2022’s Pearl is the prequel to X, which premiered earlier in the year. This horror slasher film directed by Ti West tells the story of a young woman (Mia Goth) on the verge of madness who is living with her German parents in their Texas home. In a desperate attempt to escape her isolated life on her parent’s farm, Pearl turns to acting in hopes to be a star.
Pearl is a character-driven film that examineshow obsessive and frightening some can become when they feed the corrosive need to be seen at all costs. At its core, the 2022 horror flick provides viewers with a character study of a sad murderer who feels her life is slipping through her fingers.
‘There Will Be Blood’ (2007)
Paul Thomas Anderson‘s iconic drama There Will Be Blood follows a highly ambitious character portrayed by Daniel Day-Lewis, a charismatic yet ruthless oil prospector who will do whatever it takes to achieve his goals. Determined to create an empire, Daniel Plainview follows up on a promising lead with his adopted son.
Featuring phenomenal acting, the Oscar-winning There Will Be Blood is a deeply enthralling character study of a man whose ambition has gotten the best out of him — it explores what greed can do to you and how it can go against important values like family and religion.
‘Lady Bird’ (2017)
Greta Gerwig‘s Oscar-nominated Lady Bird is one of the most treasured coming-of-ages of recent times. Set in 2002, it follows an artistically inclined 17-year-old girl (Saoirse Ronan) as she navigates through her troubled life in Sacramento, California. While she longs for adventure and new opportunities, Sacramento Catholic high school is the last place to find those.

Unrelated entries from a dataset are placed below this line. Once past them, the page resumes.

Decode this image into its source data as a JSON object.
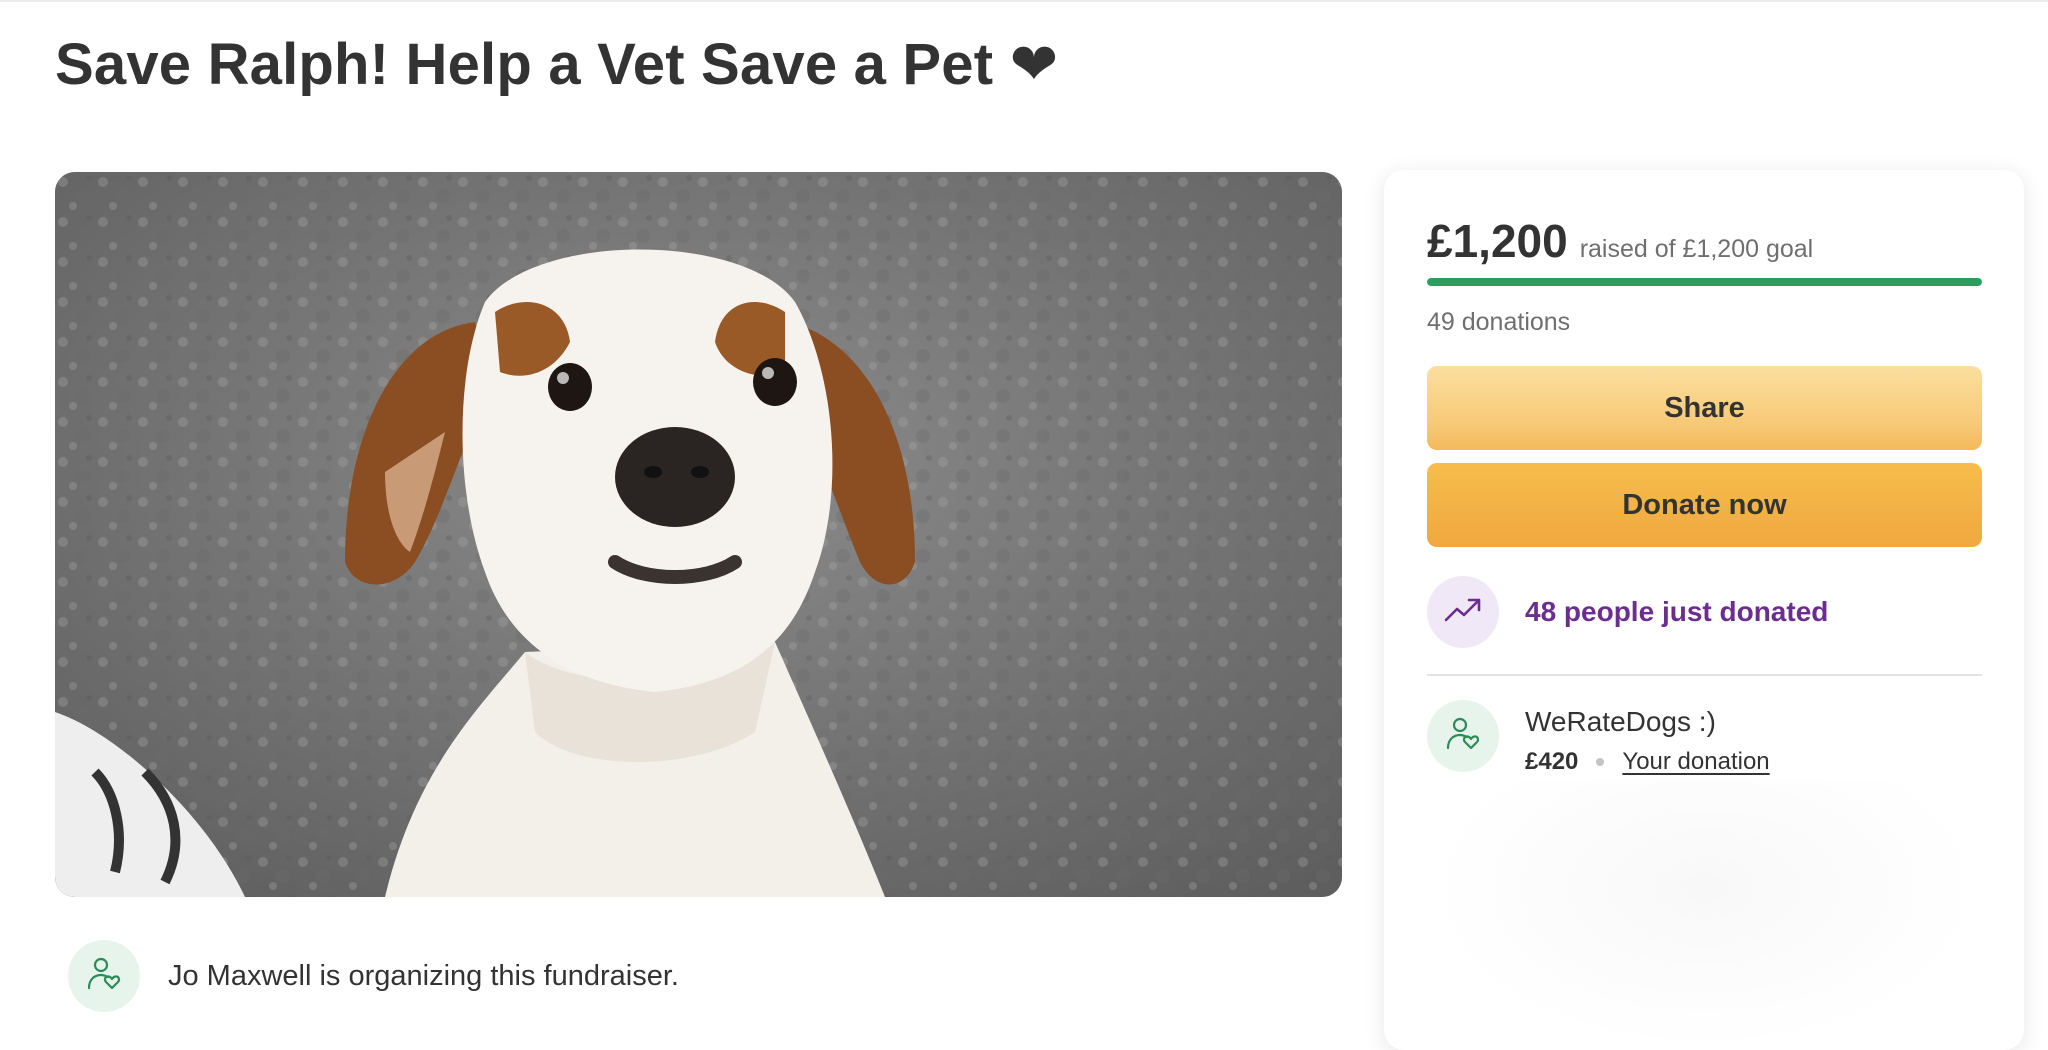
{
  "campaign": {
    "title": "Save Ralph! Help a Vet Save a Pet ❤"
  },
  "organizer": {
    "text": "Jo Maxwell is organizing this fundraiser."
  },
  "donation_card": {
    "amount_raised": "£1,200",
    "raised_label": "raised of £1,200 goal",
    "progress_fraction": 1.0,
    "donations_count": "49 donations",
    "share_label": "Share",
    "donate_label": "Donate now",
    "trend_text": "48 people just donated",
    "recent_donor": {
      "name": "WeRateDogs :)",
      "amount": "£420",
      "link_label": "Your donation"
    }
  },
  "colors": {
    "progress": "#2e9c5c",
    "share_button": "#f7c976",
    "donate_button": "#f0a83f",
    "trend_text": "#6b2d8f"
  },
  "icons": {
    "organizer": "person-heart-icon",
    "trend": "trending-up-icon",
    "donor": "person-heart-icon"
  }
}
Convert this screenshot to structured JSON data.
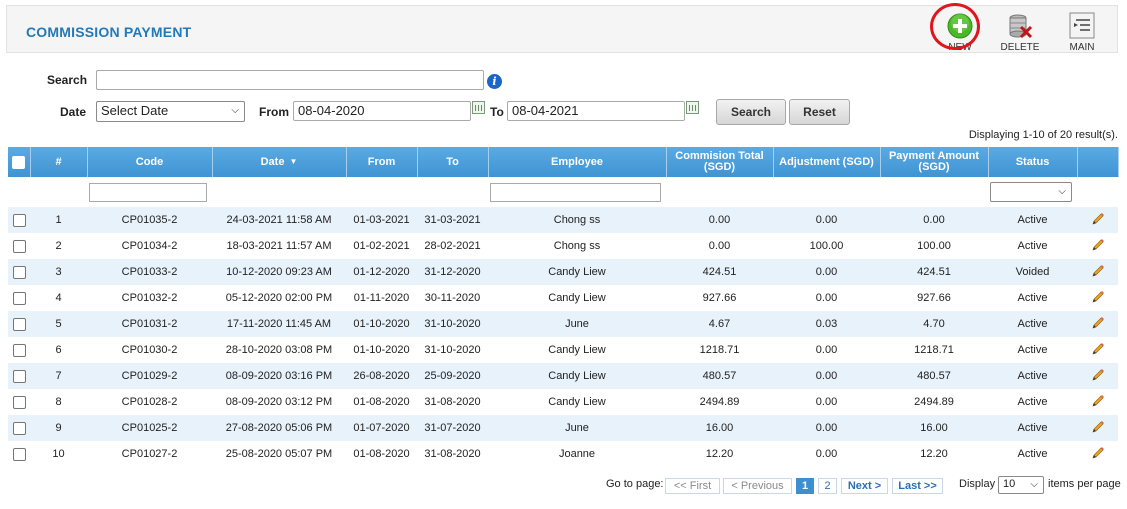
{
  "header": {
    "title": "COMMISSION PAYMENT",
    "tools": {
      "new_label": "NEW",
      "delete_label": "DELETE",
      "main_label": "MAIN"
    }
  },
  "filters": {
    "search_label": "Search",
    "search_value": "",
    "date_label": "Date",
    "date_select": "Select Date",
    "from_label": "From",
    "from_value": "08-04-2020",
    "to_label": "To",
    "to_value": "08-04-2021",
    "search_button": "Search",
    "reset_button": "Reset"
  },
  "result_info": "Displaying 1-10 of 20 result(s).",
  "table": {
    "columns": {
      "no": "#",
      "code": "Code",
      "date": "Date",
      "from": "From",
      "to": "To",
      "employee": "Employee",
      "commission_total": "Commision Total (SGD)",
      "adjustment": "Adjustment (SGD)",
      "payment_amount": "Payment Amount (SGD)",
      "status": "Status"
    },
    "rows": [
      {
        "no": "1",
        "code": "CP01035-2",
        "date": "24-03-2021 11:58 AM",
        "from": "01-03-2021",
        "to": "31-03-2021",
        "employee": "Chong ss",
        "commission": "0.00",
        "adjustment": "0.00",
        "payment": "0.00",
        "status": "Active"
      },
      {
        "no": "2",
        "code": "CP01034-2",
        "date": "18-03-2021 11:57 AM",
        "from": "01-02-2021",
        "to": "28-02-2021",
        "employee": "Chong ss",
        "commission": "0.00",
        "adjustment": "100.00",
        "payment": "100.00",
        "status": "Active"
      },
      {
        "no": "3",
        "code": "CP01033-2",
        "date": "10-12-2020 09:23 AM",
        "from": "01-12-2020",
        "to": "31-12-2020",
        "employee": "Candy Liew",
        "commission": "424.51",
        "adjustment": "0.00",
        "payment": "424.51",
        "status": "Voided"
      },
      {
        "no": "4",
        "code": "CP01032-2",
        "date": "05-12-2020 02:00 PM",
        "from": "01-11-2020",
        "to": "30-11-2020",
        "employee": "Candy Liew",
        "commission": "927.66",
        "adjustment": "0.00",
        "payment": "927.66",
        "status": "Active"
      },
      {
        "no": "5",
        "code": "CP01031-2",
        "date": "17-11-2020 11:45 AM",
        "from": "01-10-2020",
        "to": "31-10-2020",
        "employee": "June",
        "commission": "4.67",
        "adjustment": "0.03",
        "payment": "4.70",
        "status": "Active"
      },
      {
        "no": "6",
        "code": "CP01030-2",
        "date": "28-10-2020 03:08 PM",
        "from": "01-10-2020",
        "to": "31-10-2020",
        "employee": "Candy Liew",
        "commission": "1218.71",
        "adjustment": "0.00",
        "payment": "1218.71",
        "status": "Active"
      },
      {
        "no": "7",
        "code": "CP01029-2",
        "date": "08-09-2020 03:16 PM",
        "from": "26-08-2020",
        "to": "25-09-2020",
        "employee": "Candy Liew",
        "commission": "480.57",
        "adjustment": "0.00",
        "payment": "480.57",
        "status": "Active"
      },
      {
        "no": "8",
        "code": "CP01028-2",
        "date": "08-09-2020 03:12 PM",
        "from": "01-08-2020",
        "to": "31-08-2020",
        "employee": "Candy Liew",
        "commission": "2494.89",
        "adjustment": "0.00",
        "payment": "2494.89",
        "status": "Active"
      },
      {
        "no": "9",
        "code": "CP01025-2",
        "date": "27-08-2020 05:06 PM",
        "from": "01-07-2020",
        "to": "31-07-2020",
        "employee": "June",
        "commission": "16.00",
        "adjustment": "0.00",
        "payment": "16.00",
        "status": "Active"
      },
      {
        "no": "10",
        "code": "CP01027-2",
        "date": "25-08-2020 05:07 PM",
        "from": "01-08-2020",
        "to": "31-08-2020",
        "employee": "Joanne",
        "commission": "12.20",
        "adjustment": "0.00",
        "payment": "12.20",
        "status": "Active"
      }
    ]
  },
  "pagination": {
    "goto_label": "Go to page:",
    "first": "<< First",
    "previous": "< Previous",
    "pages": [
      "1",
      "2"
    ],
    "next": "Next >",
    "last": "Last >>",
    "display_label": "Display",
    "per_page_value": "10",
    "per_page_suffix": "items per page"
  },
  "colors": {
    "accent": "#2479b8",
    "header_bg": "#4d9fdc",
    "row_alt": "#e7f2fb",
    "highlight_ring": "#e0161d"
  }
}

Lady Bird is a wonderful character-driven movie that focuses on the many struggles that come with wanting to expand your horizons and create new beginnings as you move through life, especially as a young adult who has yet to find their own space in a big, scary world.
‘Eighth Grade’ (2018)
Yet another film that perfectly explores what it is like to feel like the odd one out during your upbringing years, Eighth Grade focuses on a middle school teen girl who struggles with anxiety but strives to gain social validation from her classmates during their final week of school.
Bo Burnham‘s touching coming-of-age examines Elsie Fisher‘s Kayla’s emotional depth to perfection, highlighting the difficult pre-teen years and every anxiety that comes with it, including the undeniable pressure to fit in a crowd where you don’t actually belong.
‘The Breakfast Club’ (1985)
This iconic ’80s classic is one of the most memorable flicks of the legendary pop culture era, and remains a highly referenced film even today. The Breakfast Club focuses on five polar opposite high school students who meet in Saturday detention, where they have to write an assignment on “who they think they are” and the violations they committed to end up there in the first place.
This incredible character-driven, innovative film rebukes snap judgments, rejects how high school and the broader world works, and reflects on made-up stereotypes all while showcasing the characters’ different personalities and celebrating each one of them individually.